Poems, sermons, letters, advice to the Queen, prayers, plays, speeches, epigrams, histories, Parliamentary acts, and popular ballads jostle together on the pages, creating a sense of the vibrant and multi-layered culture that was sixteenth-century England. Concise historical backgrounds as well as introductions to each selection, modern spelling, and thoughtful footnotes help students navigate unfamiliar texts, which themselves attempt to recover something of the interplay of eloquent and influential voices that spoke out during important political, cultural, and religious crises that arose during Elizabeth’s life.  

The volume, which is intended for both literature and history classes, is divided into twelve chronological sections, which together present a composite picture of the Queen and her age: 

  • The Princess Elizabeth (1553-1558)
  • Coronation and the Problems of Legitimacy, Religion, and Succession (1559-1566)
  • Mary Stuart, The Northern Rebellion, and Protestant Discontent (1567-1571)
  • Changing Alliances (1572-1577)
  • The French Marriage Negotiations (1578-1782)
  • Courtiers, Assassins, and the Death of Mary Stuart (1582-1587)
  • The Spanish Armada and its Aftermath (1588-1592)
  • A Changing Court and Aging Queen (1592-1597)
  • Ireland, Rebellion, and the Passing of the Queen (1598-1603)
  • Lingering Images of the Queen
  • Remembering Elizabeth: Early Accounts of the Queen (1577-1848)
  • Modern Scholarship and Criticism (which includes an essay on film versions of Queen Elizabeth’s life).

Felch is no stranger to awards from the Society for the Study of Early Modern Women.
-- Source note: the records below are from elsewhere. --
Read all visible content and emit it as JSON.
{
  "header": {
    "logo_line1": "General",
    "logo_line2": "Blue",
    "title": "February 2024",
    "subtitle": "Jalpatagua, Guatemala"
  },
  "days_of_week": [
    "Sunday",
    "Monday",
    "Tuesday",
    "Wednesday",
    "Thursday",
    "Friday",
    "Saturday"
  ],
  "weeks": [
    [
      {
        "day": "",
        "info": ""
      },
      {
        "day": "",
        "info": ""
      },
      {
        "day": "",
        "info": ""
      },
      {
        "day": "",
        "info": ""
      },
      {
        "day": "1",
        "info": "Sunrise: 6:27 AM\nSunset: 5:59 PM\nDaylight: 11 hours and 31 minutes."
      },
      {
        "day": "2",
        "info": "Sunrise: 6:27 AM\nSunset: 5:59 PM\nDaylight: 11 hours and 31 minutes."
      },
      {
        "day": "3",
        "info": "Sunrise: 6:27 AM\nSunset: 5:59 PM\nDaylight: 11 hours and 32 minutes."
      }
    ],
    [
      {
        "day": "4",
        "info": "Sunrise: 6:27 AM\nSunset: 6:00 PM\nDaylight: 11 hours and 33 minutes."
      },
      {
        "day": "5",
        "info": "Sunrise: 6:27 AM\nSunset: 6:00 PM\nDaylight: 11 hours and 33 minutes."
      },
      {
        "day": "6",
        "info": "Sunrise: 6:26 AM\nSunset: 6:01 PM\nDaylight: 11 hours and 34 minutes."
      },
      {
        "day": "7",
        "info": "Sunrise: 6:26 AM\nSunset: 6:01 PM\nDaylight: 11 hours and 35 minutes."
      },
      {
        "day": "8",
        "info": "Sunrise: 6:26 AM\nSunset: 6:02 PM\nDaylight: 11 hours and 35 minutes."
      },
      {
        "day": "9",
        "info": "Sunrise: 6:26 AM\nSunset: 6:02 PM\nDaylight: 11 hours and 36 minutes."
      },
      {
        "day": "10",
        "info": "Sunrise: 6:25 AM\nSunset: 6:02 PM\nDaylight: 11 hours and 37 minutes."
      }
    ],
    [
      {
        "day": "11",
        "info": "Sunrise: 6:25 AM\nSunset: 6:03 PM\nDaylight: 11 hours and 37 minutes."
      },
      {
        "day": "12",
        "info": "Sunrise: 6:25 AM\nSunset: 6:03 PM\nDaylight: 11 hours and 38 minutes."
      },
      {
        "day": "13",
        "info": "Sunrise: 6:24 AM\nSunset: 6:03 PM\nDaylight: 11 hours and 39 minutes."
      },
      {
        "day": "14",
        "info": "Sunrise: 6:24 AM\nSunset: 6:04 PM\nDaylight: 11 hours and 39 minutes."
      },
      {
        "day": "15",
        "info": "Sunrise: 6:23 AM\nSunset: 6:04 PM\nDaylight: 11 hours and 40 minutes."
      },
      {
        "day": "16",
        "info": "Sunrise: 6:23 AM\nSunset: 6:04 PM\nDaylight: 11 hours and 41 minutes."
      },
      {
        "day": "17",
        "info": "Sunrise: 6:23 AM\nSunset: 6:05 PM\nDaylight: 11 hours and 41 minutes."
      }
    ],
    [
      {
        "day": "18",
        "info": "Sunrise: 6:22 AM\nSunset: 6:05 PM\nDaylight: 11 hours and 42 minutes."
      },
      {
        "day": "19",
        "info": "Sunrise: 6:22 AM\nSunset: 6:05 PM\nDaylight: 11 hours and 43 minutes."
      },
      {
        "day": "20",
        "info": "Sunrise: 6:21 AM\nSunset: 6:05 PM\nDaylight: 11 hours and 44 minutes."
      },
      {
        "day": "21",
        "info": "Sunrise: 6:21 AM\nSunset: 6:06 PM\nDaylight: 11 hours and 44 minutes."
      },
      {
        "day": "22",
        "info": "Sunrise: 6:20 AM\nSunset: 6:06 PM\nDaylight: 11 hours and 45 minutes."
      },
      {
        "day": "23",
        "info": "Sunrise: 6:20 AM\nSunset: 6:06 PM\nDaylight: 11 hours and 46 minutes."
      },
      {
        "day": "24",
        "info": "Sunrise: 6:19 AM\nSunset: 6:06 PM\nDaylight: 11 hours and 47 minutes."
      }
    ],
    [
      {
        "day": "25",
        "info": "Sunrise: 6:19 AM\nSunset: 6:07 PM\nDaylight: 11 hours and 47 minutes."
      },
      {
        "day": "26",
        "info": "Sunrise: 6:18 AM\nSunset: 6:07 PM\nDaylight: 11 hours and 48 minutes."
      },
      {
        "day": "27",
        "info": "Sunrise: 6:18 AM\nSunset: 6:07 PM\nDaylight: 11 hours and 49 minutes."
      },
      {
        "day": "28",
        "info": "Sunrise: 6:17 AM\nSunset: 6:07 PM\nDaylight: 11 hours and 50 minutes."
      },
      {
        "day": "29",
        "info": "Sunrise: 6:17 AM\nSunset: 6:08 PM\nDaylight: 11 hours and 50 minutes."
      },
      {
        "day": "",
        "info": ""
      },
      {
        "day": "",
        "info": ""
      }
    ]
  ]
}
In 2009, she won the Josephine A. Roberts Scholarly Edition Award for her book Elizabeth Tyrwhit's Morning and Evening Prayers (Ashgate, 2008), and in 2000, she received an honorable mention for her first book, The Collected Works of Anne Vaughan Lock (RETS, 1999), both of which were honored as “significant and authoritative contributions to the field of early modern scholarship.”

This year, in addition to the award for Elizabeth I and Her Age, Felch was recognized as a contributor to a book of essays, Early Modern Women and Transnational Communities of Letters (Ashgate, 2009) edited by Julie D. Campbell and Anne R. Larsen, which received an Honorable Mention in the 2010 SSEMW Collaborative Project Award competition.